- A great deal of time is spent in activities necessary to obtain cannabis, use cannabis or recover from its effects.
- A consumer has a craving or a strong desire or urge to use cannabis.
- Recurrent cannabis use results in a failure to fulfill major role obligations at work, school, or home.
- Cannabis use continues despite having persistent or recurrent social or interpersonal problems caused or exacerbated by the effects of cannabis.
- Important social, occupational, or recreational activities are given up or reduced because of cannabis use.
- Cannabis is recurrently used in situations that are physically hazardous.
- Cannabis use is continued despite knowledge of having persistent or recurrent physical or psychological problems that are unlikely to have been caused or exacerbated by cannabis.
- Tolerance, as defined by either a need for markedly increased amounts of cannabis to achieve intoxication and desired effect, or a markedly diminished effect with continued use of the same amount of cannabis.
- Withdrawal, as manifested by either the characteristic withdrawal symptoms for cannabis, or when a closer related substance is taken to relieve or avoid withdrawal symptoms.
What is Cannabinoid Hyperemesis Syndrome?
“Hyperemesis is defined as cyclic episodes of nausea and vomiting, brought on by chronic cannabis use,” Wilson-Poe said. “For a while, people suspected that pesticides or fertilizers were responsible for this cycle of nausea and vomiting, but more recent and thorough work strongly supports that it is indeed caused by too many cannabinoids in the body.”
Stopping cannabis use is the most effective treatments for hyperemesis. And the best method for treating acute nausea is a hot bath or shower, or the application of topical capsaicin, according to Wilson-Poe.

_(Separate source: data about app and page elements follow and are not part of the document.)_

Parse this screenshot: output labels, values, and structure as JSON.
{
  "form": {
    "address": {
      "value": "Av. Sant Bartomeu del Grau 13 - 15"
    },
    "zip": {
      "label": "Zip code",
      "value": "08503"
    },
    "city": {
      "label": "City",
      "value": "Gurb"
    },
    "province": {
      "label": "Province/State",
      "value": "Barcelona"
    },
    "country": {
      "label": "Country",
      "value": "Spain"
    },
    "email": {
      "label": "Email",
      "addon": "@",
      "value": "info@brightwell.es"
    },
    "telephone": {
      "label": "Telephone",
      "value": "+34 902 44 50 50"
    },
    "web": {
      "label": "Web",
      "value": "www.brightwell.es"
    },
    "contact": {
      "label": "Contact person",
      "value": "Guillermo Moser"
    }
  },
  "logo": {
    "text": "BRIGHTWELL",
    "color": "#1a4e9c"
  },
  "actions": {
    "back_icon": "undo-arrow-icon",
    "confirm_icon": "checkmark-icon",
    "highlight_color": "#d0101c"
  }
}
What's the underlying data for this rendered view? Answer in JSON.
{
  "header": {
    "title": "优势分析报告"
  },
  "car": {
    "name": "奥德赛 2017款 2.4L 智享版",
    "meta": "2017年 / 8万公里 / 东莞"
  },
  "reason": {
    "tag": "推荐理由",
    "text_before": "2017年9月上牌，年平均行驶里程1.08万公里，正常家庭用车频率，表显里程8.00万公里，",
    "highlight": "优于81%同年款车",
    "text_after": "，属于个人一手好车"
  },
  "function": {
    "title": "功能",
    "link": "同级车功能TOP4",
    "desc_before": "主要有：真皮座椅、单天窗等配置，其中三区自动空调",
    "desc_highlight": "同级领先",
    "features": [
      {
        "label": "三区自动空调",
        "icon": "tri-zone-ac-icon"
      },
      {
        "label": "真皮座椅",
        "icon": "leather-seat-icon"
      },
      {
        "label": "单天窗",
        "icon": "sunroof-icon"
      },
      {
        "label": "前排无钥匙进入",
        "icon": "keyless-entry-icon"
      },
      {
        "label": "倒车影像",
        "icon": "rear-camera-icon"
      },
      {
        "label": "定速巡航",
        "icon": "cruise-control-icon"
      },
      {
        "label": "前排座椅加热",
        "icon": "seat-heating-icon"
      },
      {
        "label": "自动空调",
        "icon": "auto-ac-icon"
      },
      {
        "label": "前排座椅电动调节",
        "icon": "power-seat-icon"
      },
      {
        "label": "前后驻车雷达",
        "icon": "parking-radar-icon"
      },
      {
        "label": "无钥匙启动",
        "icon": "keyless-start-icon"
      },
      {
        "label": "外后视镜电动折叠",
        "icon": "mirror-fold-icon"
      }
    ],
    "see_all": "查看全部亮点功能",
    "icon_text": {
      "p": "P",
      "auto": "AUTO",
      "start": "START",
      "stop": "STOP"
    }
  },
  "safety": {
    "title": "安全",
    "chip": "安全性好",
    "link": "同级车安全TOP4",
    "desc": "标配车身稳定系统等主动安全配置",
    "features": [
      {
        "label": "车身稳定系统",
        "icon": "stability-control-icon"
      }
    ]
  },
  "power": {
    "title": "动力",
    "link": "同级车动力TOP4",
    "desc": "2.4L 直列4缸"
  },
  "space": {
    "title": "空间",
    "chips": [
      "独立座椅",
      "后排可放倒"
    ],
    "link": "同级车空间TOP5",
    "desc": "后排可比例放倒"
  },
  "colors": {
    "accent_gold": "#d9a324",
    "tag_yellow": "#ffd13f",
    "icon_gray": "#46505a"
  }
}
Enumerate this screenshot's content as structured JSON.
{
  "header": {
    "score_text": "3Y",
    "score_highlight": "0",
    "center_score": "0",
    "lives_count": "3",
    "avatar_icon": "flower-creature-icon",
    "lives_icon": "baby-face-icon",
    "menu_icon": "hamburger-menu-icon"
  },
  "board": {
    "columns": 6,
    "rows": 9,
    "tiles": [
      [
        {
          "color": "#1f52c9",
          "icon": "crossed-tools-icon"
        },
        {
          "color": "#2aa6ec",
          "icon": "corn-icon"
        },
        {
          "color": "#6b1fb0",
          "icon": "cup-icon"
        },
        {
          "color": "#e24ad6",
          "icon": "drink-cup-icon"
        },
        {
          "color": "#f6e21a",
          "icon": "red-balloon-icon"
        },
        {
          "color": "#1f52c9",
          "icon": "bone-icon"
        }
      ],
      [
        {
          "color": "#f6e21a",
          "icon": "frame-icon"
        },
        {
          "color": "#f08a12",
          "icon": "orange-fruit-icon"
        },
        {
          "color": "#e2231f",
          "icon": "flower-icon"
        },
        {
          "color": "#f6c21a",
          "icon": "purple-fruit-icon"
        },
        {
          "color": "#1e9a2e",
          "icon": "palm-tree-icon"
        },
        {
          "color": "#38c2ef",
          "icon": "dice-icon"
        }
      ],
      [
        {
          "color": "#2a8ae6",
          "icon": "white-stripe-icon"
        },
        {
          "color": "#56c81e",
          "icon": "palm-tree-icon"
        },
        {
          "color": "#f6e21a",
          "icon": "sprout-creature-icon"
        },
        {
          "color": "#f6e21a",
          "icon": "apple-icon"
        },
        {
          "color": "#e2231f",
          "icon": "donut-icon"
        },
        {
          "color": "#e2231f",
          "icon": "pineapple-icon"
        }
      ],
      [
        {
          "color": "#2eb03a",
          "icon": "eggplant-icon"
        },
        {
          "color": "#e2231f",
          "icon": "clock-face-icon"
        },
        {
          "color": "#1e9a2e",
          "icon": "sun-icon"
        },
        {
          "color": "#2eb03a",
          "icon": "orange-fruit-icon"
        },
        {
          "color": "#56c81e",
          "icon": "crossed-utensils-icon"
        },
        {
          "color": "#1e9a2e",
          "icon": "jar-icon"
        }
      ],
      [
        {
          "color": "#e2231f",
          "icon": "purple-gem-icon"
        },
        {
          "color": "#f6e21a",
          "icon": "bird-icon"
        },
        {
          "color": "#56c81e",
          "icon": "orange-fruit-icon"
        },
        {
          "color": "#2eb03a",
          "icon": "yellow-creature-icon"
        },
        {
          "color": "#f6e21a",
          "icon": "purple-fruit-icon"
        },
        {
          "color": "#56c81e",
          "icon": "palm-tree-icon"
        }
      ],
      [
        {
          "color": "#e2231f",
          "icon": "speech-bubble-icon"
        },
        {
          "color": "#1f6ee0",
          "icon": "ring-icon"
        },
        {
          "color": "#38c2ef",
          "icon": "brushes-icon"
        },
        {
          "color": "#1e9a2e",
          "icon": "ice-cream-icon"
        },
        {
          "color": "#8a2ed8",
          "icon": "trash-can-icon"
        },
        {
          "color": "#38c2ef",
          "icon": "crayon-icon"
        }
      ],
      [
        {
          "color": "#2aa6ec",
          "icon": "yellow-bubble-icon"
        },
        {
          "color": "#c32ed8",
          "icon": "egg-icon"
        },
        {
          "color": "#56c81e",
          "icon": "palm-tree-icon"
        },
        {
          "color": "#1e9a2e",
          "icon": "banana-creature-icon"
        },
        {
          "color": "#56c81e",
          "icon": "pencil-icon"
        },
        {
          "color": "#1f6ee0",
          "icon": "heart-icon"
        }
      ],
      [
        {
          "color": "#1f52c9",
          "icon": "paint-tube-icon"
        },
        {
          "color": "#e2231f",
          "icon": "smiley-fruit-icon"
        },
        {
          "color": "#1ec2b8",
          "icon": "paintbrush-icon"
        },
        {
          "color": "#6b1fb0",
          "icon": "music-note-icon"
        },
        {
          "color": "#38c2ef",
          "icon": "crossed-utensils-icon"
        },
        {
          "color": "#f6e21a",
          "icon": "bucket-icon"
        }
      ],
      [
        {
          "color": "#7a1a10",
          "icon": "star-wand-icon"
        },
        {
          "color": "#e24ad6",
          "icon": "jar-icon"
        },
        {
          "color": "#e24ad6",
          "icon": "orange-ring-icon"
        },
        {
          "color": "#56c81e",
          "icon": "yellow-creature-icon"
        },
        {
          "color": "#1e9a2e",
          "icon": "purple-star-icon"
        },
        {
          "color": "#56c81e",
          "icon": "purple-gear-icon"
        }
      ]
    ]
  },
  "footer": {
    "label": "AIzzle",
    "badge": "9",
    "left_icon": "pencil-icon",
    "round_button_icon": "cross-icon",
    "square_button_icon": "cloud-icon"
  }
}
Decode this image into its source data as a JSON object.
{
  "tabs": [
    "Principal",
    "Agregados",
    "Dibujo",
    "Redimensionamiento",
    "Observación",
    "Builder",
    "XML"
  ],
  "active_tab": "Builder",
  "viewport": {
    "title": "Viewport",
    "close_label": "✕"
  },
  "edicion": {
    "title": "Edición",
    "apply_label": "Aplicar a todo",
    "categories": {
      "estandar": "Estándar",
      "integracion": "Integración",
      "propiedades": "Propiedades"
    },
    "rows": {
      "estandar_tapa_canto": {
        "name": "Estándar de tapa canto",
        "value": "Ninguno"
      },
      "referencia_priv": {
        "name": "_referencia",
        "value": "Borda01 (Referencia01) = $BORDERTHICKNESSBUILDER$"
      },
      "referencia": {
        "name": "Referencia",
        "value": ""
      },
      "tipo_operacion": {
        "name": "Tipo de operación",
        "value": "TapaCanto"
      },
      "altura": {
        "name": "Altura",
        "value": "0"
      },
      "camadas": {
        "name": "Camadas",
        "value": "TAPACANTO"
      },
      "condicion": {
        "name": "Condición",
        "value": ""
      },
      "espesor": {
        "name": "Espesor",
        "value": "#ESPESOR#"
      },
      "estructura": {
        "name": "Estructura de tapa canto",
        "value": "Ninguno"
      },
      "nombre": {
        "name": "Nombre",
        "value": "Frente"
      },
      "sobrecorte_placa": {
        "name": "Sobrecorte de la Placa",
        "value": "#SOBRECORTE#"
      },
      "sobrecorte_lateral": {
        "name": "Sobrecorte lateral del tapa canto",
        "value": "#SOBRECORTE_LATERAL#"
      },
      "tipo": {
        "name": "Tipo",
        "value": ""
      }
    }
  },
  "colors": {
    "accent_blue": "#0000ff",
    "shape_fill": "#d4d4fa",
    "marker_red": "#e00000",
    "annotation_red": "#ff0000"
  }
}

“Heat and capsaicin both activate the TRPV1 receptor — the transient receptor potential cation channel subfamily V member 1 is a protein encoded by the TRPV1 gene — which plays a major role in the endogenous cannabinoid system,” she said.
What Is a 'Tolerance Break' and What Are the Benefits?
Excessive cannabis use can result in tolerance buildup. It's the same as with numerous substances, such as alcohol. A substance loses its ability to produce the desired effects with repeated use. The solution to this is to reduce tolerance with periodic breaks in consumption, also called “tolerance breaks.”
“Although scientists don't fully understand the mechanisms of tolerance, there is some evidence which shows that the CB1 receptor expression is diminished in chronic cannabis users and that abstaining from use for 48 hours is sufficient to bring their expression levels back up to those that are no different from cannabis-naive people,” Wilson-Poe said.
Scientists reporting in a 2015 study, “Rapid Changes in Cannabinoid 1 Receptor Availability in Cannabis-Dependent Male Subjects After Abstinence From Cannabis,” found that cannabis dependence is associated with CB1R “downregulation,” which begins to reverse rapidly on termination of cannabis use and may continue to increase over time.
CB1R is a protein-coupled cannabinoid receptor expressed in the peripheral nervous system and central nervous system that is activated by endocannabinoids.
“These group differences in CB1R availability were no longer evident after just two days of monitored abstinence from cannabis,” the study states. “There was a robust negative correlation between CB1R availability and withdrawal symptoms after two days of abstinence.”
Taking tolerance breaks offers numerous benefits, according to Wilson-Poe.
“For patients, it allows them to re-sensitize their bodies so that they can prevent dose escalation (steadily increasing their consumption),” she said. “Preventing dose escalation not only saves patients money, but it is also is key to preventing the body from developing a physical dependence upon cannabis — people experience withdrawal symptoms if they stop using."